The lack of resounding endorsement from Rio+20 for sustainable agriculture and food systems will not stop us from moving forward individually and collectively, as we have been doing for 40 years, to put the principles of organic agriculture into practice and model the future we want.
What are the lessons from Rio+20 and who will provide the leadership forward?
As an outside but interested observer of the Rio +20 Summit – one who followed the blogs and news reports, and read the proposed language from NGOs, business, and governments, I was profoundly impressed with the level of preparation for and participation in Rio+20 and its side events. The disappointment expressed about the final declaration was, in my opinion, amplified because of the high expectations going into the Summit. From one viewpoint, Rio+20 was a success because of the fact that so many diverse opinions and perspectives came together with the hope of mapping out a way forward to a sustainable future.
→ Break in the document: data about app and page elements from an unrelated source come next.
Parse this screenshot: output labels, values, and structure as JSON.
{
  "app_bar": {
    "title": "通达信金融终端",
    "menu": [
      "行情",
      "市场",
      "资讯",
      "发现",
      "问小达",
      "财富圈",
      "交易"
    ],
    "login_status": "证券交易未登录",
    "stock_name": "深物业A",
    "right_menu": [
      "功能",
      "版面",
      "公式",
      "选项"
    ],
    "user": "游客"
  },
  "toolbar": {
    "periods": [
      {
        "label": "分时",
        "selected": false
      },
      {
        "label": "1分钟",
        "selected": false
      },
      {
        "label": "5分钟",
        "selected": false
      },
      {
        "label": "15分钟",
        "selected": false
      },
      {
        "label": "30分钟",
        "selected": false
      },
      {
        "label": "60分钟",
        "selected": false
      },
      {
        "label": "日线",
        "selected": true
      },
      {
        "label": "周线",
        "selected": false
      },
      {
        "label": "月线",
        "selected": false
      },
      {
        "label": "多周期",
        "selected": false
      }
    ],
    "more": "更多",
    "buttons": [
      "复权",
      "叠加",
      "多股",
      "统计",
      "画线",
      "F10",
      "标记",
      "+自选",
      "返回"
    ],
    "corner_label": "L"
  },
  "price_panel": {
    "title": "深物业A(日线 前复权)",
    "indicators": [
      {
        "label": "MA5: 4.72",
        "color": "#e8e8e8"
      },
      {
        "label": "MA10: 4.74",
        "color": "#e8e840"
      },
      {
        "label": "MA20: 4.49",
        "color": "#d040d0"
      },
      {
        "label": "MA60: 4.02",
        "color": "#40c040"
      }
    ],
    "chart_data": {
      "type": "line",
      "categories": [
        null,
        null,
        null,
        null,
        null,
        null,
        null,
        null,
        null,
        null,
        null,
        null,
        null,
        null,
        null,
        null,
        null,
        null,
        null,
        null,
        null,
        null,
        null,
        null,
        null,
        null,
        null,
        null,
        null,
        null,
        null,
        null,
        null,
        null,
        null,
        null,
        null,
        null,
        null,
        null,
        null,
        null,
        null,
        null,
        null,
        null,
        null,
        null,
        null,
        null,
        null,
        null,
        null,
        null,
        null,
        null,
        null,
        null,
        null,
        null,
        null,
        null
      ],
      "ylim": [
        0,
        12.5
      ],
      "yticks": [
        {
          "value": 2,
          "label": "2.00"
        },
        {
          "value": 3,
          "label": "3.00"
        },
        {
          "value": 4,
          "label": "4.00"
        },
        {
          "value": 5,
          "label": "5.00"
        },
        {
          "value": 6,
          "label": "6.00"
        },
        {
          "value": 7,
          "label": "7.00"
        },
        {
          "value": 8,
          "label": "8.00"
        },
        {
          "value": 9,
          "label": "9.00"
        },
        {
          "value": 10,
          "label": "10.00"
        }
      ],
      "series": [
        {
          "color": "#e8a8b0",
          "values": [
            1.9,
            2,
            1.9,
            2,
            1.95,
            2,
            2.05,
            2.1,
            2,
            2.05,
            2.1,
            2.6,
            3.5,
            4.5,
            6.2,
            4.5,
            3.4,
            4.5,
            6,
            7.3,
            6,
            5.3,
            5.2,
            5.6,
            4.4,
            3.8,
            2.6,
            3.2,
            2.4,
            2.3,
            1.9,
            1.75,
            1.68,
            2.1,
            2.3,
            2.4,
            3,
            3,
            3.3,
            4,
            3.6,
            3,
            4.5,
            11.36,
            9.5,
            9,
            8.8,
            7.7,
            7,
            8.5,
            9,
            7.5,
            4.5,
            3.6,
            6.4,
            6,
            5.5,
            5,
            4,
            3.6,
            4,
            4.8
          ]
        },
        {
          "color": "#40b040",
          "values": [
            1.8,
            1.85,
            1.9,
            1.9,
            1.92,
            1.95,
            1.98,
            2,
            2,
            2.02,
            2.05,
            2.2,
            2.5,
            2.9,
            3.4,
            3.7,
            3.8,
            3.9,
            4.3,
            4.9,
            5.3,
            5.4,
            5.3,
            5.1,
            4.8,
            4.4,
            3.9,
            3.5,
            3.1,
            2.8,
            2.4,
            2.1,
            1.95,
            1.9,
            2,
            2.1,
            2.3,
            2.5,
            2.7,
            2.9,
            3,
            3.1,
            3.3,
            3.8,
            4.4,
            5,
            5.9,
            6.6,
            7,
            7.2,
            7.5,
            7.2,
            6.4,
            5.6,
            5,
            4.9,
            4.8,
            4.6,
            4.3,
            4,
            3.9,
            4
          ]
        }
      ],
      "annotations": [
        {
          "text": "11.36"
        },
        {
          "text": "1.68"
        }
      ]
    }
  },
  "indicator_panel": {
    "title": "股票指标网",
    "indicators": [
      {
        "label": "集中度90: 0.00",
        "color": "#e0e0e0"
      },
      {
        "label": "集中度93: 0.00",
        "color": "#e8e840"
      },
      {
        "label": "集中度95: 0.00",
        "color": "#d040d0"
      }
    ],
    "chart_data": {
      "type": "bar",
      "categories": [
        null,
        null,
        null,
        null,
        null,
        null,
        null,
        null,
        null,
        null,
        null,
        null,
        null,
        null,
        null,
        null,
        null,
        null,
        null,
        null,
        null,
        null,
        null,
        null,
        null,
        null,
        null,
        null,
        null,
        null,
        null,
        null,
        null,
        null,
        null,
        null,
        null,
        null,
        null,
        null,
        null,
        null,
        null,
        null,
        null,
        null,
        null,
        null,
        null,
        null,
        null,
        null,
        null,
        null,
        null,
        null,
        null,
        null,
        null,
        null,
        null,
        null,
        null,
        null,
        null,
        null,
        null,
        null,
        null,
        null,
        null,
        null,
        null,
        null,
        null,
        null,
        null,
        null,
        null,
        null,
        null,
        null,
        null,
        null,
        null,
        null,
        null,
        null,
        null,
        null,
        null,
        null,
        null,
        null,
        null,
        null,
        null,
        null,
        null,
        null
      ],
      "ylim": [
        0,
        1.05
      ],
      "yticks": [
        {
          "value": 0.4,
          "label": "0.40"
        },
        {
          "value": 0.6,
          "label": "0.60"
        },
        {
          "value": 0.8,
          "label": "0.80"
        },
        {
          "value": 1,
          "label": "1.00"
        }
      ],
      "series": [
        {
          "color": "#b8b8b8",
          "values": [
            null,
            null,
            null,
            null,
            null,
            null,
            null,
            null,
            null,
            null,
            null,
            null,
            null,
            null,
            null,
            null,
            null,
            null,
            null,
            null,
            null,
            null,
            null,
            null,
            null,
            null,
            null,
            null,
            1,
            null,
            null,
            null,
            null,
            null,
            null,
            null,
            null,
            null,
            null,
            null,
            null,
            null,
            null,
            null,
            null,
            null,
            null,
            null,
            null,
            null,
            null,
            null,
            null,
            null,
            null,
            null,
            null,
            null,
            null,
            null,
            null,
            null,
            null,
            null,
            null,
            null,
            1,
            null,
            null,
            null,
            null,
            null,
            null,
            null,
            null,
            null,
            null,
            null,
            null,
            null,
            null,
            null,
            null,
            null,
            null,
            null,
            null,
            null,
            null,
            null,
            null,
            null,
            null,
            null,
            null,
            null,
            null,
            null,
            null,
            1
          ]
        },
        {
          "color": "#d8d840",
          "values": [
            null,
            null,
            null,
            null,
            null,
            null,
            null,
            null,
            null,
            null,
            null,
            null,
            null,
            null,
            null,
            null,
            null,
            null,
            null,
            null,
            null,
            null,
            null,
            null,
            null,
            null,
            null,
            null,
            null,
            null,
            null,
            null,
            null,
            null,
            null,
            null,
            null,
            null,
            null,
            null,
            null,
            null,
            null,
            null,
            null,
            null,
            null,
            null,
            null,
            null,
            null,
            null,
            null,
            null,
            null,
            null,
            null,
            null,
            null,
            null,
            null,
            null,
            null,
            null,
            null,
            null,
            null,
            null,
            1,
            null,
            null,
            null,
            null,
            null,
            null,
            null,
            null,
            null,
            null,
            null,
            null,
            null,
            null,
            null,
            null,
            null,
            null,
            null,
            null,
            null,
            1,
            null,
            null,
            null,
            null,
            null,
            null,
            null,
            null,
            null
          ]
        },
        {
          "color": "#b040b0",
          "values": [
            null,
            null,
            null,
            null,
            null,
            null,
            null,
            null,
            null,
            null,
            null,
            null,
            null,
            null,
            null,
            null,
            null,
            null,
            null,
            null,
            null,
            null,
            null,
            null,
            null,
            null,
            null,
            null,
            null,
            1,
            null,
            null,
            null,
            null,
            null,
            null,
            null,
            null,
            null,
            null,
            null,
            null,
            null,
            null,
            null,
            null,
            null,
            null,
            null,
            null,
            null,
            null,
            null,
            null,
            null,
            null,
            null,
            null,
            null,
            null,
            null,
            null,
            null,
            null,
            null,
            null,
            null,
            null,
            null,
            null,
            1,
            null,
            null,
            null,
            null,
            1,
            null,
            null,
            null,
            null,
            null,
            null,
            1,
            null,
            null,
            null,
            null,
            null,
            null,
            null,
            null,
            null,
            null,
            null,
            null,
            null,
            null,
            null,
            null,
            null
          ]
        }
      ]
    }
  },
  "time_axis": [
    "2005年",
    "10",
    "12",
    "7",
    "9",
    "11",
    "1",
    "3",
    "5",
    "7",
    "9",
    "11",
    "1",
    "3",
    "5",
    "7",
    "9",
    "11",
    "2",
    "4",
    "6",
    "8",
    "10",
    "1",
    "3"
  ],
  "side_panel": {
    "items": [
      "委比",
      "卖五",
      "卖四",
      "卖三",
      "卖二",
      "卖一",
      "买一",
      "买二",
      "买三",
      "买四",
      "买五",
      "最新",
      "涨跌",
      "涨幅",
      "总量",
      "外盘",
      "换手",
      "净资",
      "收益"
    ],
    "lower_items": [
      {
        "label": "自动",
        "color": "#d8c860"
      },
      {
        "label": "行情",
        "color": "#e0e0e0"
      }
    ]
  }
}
Realistically there could not have been a truly revolutionary outcome because governments, and international bodies of governments, are rarely leaders of change. Inspirational leadership, creative solutions, and risk-taking actions remain the role of non-government, public interest, or civil society organizations. Rio+20 provided many of these organizations the opportunity to debate, negotiate and work on common ground, and to deliver unified messages. The strength and presence of the NGOs, and even business groups, was well-reported during and after the Summit – another positive outcome!
But what happens now? Will the NGOs, that were at Rio+20 and found like-minded partners, continue to work together to achieve the future that they had envisioned? Will their collaborations begun at Rio+20 be short-term or long-term? What lessons were learned about reframing discrete organizational interest areas to contribute to a larger sustainable vision? How will these leaders leverage the relationships built at the Summit? There haven’t been many answers to these questions since June, perhaps because organizational resources, personal and financial, are tapped out or time is needed for thoughtful reflection on best next steps. The Bonn Sustainability Days: Addressing Our Future Today, November 22-28th, organized by IFOAM may provide answers, but hopefully more – actions that we can take within our organizations and businesses as part of the global movement to shape an equitable, resilient, diverse, and sustainable world.
Wolf, DiMatteo + Associates